As I was sitting in the passenger seat of my sister’s vehicle, my seven year old nephew and two and a half year old niece in the back seat, the adult conversation that was taking place in the front was not under exemption of being heard by the younger ones in the back.
I thought that I was having the common decency to lower my voice to a whisper, and only speaking loud enough to where my sister could hear and I didn’t have to repeat myself.
We were having a discussion about someone, and I ended my sentence with the commentary of “What a jackass!”.
To the horror of my own hearing, and most likely my sister, in the back seat came the emulation from the two year old.
The vocal response of “quack whas” that came from my niece’s mouth put my sister and I both in shock and in a fit of hysteria.

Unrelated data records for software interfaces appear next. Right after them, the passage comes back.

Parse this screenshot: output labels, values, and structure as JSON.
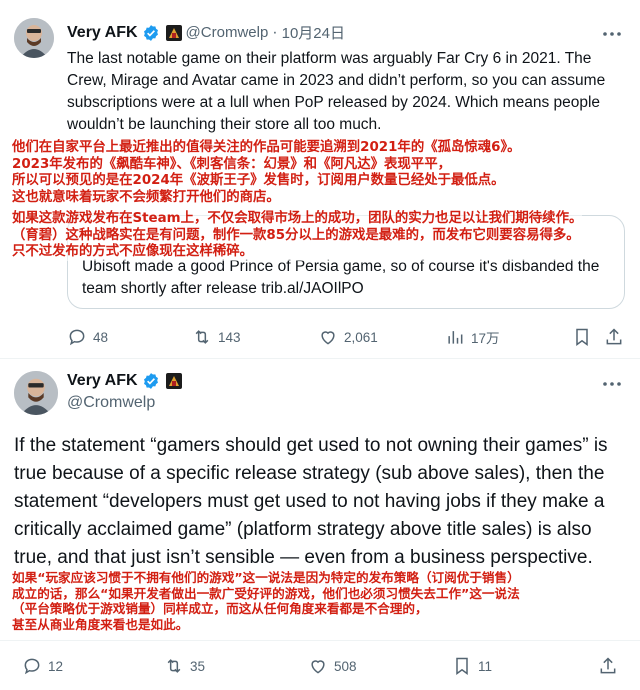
{
  "tweet1": {
    "author_name": "Very AFK",
    "handle": "@Cromwelp",
    "separator": "·",
    "date": "10月24日",
    "text": "The last notable game on their platform was arguably Far Cry 6 in 2021. The Crew, Mirage and Avatar came in 2023 and didn’t perform, so you can assume subscriptions were at a lull when PoP released by 2024. Which means people wouldn’t be launching their store all too much.",
    "translation_overlay_1": [
      "他们在自家平台上最近推出的值得关注的作品可能要追溯到2021年的《孤岛惊魂6》。",
      "2023年发布的《飙酷车神》、《刺客信条：幻景》和《阿凡达》表现平平，",
      "所以可以预见的是在2024年《波斯王子》发售时，订阅用户数量已经处于最低点。",
      "这也就意味着玩家不会频繁打开他们的商店。"
    ],
    "translation_overlay_2": [
      "如果这款游戏发布在Steam上，不仅会取得市场上的成功，团队的实力也足以让我们期待续作。",
      "（育碧）这种战略实在是有问题，制作一款85分以上的游戏是最难的，而发布它则要容易得多。",
      "只不过发布的方式不应像现在这样稀碎。"
    ],
    "quoted_card_text": "Ubisoft made a good Prince of Persia game, so of course it's disbanded the team shortly after release trib.al/JAOIlPO",
    "stats": {
      "replies": "48",
      "retweets": "143",
      "likes": "2,061",
      "views": "17万"
    }
  },
  "tweet2": {
    "author_name": "Very AFK",
    "handle": "@Cromwelp",
    "text": "If the statement “gamers should get used to not owning their games” is true because of a specific release strategy (sub above sales), then the statement “developers must get used to not having jobs if they make a critically acclaimed game” (platform strategy above title sales) is also true, and that just isn’t sensible — even from a business perspective.",
    "translation_overlay": [
      "如果“玩家应该习惯于不拥有他们的游戏”这一说法是因为特定的发布策略（订阅优于销售）",
      "成立的话，那么“如果开发者做出一款广受好评的游戏，他们也必须习惯失去工作”这一说法",
      "（平台策略优于游戏销量）同样成立，而这从任何角度来看都是不合理的，",
      "甚至从商业角度来看也是如此。"
    ],
    "stats": {
      "replies": "12",
      "retweets": "35",
      "likes": "508",
      "bookmarks": "11"
    }
  },
  "colors": {
    "overlay_red": "#d21f12",
    "verified_blue": "#1d9bf0",
    "muted": "#536471"
  },
  "icons": [
    "verified-badge-icon",
    "more-icon",
    "reply-icon",
    "retweet-icon",
    "like-icon",
    "views-icon",
    "bookmark-icon",
    "share-icon"
  ]
}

But neither one of us could figure out which way to take it.
The seven year old knew better. I was anticipating his reply to be “Bad Word! Bad Word!”, but when he heard the adults in the front start to laugh a little bit, then he decided to chime in with his own rendition of “quack whas”. But his version sounds more of an impaired version of “cracked glass” instead of “jackass”.
For the remainder of the evening, the older sibling kept pushing his luck by trying to get the younger one to say it again and again and again. But THIS UNCLE was very fortunate that she never uttered the phrase again. At least not in my presence.

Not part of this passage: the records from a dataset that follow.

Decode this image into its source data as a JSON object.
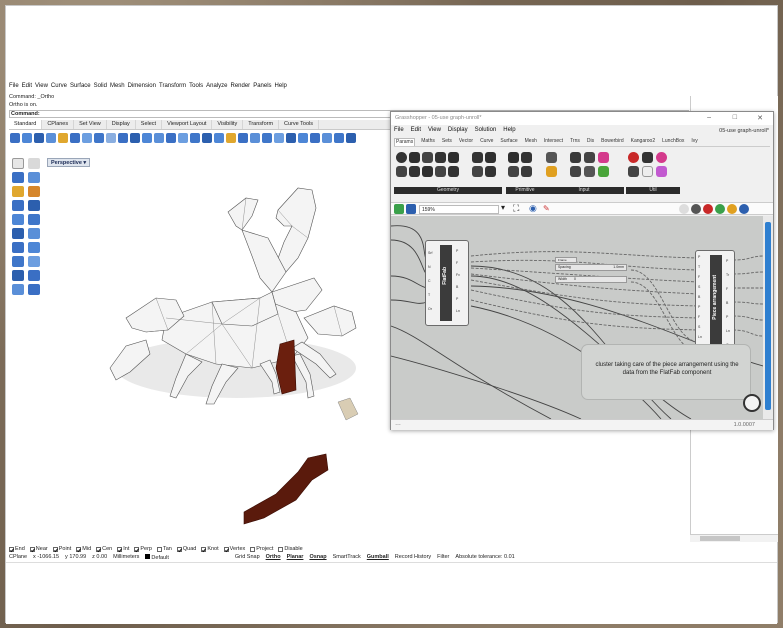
{
  "rhino": {
    "menu": [
      "File",
      "Edit",
      "View",
      "Curve",
      "Surface",
      "Solid",
      "Mesh",
      "Dimension",
      "Transform",
      "Tools",
      "Analyze",
      "Render",
      "Panels",
      "Help"
    ],
    "command_history": [
      "Command: _Ortho",
      "Ortho is on."
    ],
    "command_label": "Command:",
    "toolbar_tabs": [
      "Standard",
      "CPlanes",
      "Set View",
      "Display",
      "Select",
      "Viewport Layout",
      "Visibility",
      "Transform",
      "Curve Tools"
    ],
    "viewport_label": "Perspective",
    "osnaps": [
      {
        "label": "End",
        "checked": true
      },
      {
        "label": "Near",
        "checked": true
      },
      {
        "label": "Point",
        "checked": true
      },
      {
        "label": "Mid",
        "checked": true
      },
      {
        "label": "Cen",
        "checked": true
      },
      {
        "label": "Int",
        "checked": true
      },
      {
        "label": "Perp",
        "checked": true
      },
      {
        "label": "Tan",
        "checked": false
      },
      {
        "label": "Quad",
        "checked": true
      },
      {
        "label": "Knot",
        "checked": true
      },
      {
        "label": "Vertex",
        "checked": true
      },
      {
        "label": "Project",
        "checked": false
      },
      {
        "label": "Disable",
        "checked": false
      }
    ],
    "status": {
      "cplane": "CPlane",
      "x": "x -1066.15",
      "y": "y 170.99",
      "z": "z 0.00",
      "units": "Millimeters",
      "layer": "Default",
      "grid_snap": "Grid Snap",
      "ortho": "Ortho",
      "planar": "Planar",
      "osnap": "Osnap",
      "smarttrack": "SmartTrack",
      "gumball": "Gumball",
      "record_history": "Record History",
      "filter": "Filter",
      "tolerance": "Absolute tolerance: 0.01"
    }
  },
  "grasshopper": {
    "window_title": "Grasshopper - 05-use graph-unroll*",
    "file_title": "05-use graph-unroll*",
    "menu": [
      "File",
      "Edit",
      "View",
      "Display",
      "Solution",
      "Help"
    ],
    "tabs": [
      "Params",
      "Maths",
      "Sets",
      "Vector",
      "Curve",
      "Surface",
      "Mesh",
      "Intersect",
      "Trns",
      "Dis",
      "Bowerbird",
      "Kangaroo2",
      "LunchBox",
      "Ivy"
    ],
    "ribbon_groups": [
      "Geometry",
      "Primitive",
      "Input",
      "Util"
    ],
    "zoom": "159%",
    "nodes": {
      "flatfab_title": "FlatFab",
      "flatfab_inputs": [
        "Srf",
        "N",
        "C",
        "T",
        "Or"
      ],
      "flatfab_outputs": [
        "P",
        "F",
        "Fv",
        "B",
        "P",
        "Ln"
      ],
      "arrangement_title": "Piece arrangement",
      "arrangement_inputs": [
        "P",
        "T",
        "F",
        "S",
        "B",
        "P",
        "F",
        "S",
        "Ln",
        "Or"
      ],
      "arrangement_outputs": [
        "P",
        "Tr",
        "F",
        "B",
        "P",
        "Ln",
        "Or"
      ],
      "slider1_label": "Spacing",
      "slider1_value": "1.0mm",
      "slider2_label": "Width",
      "slider2_value": "0",
      "panel_label": "Frame"
    },
    "comment": "cluster taking care of the piece arrangement using the data from the FlatFab component",
    "version": "1.0.0007"
  }
}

But to hear my two and a half year old niece try to talk is often funny at times. My sister and I often reflect on the time back in June when we were trying to teach her the word “pine cone”, and she kept saying “pine corn”.
Just a couple of months later, she does say it correctly. So now the amusement of “pine corn” is nothing but history.
Now she has a new phrase that she stumbles to say correctly. Perhaps its just a mouthful to her at this point.
“Stop! In la la la la la”. Or to us, “Stop! In the name of the law!”.
I have pondered such implications about the unfortunate English lesson that my niece jumped in on. Of all the things to teach a child, why did it have to be that she’s got the hearing of a bat? Does it show that I do not have any children?? I think it does.
One thing is for sure, as long as its not being repeated to her at home, and as long as I am not saying it again in front of her, she’ll forget all about it soon. I cannot really stop the seven year old nephew though. I’m not sure if he’s been trying to get her to say it again and again. The boy just knows that its “wrong to say” and she is “saying it wrong”.
I knew better though. And it could have been a lot worse. I could have censored myself, instead I chose full throttle language at a greatly diminished volume and she STILL caught on!!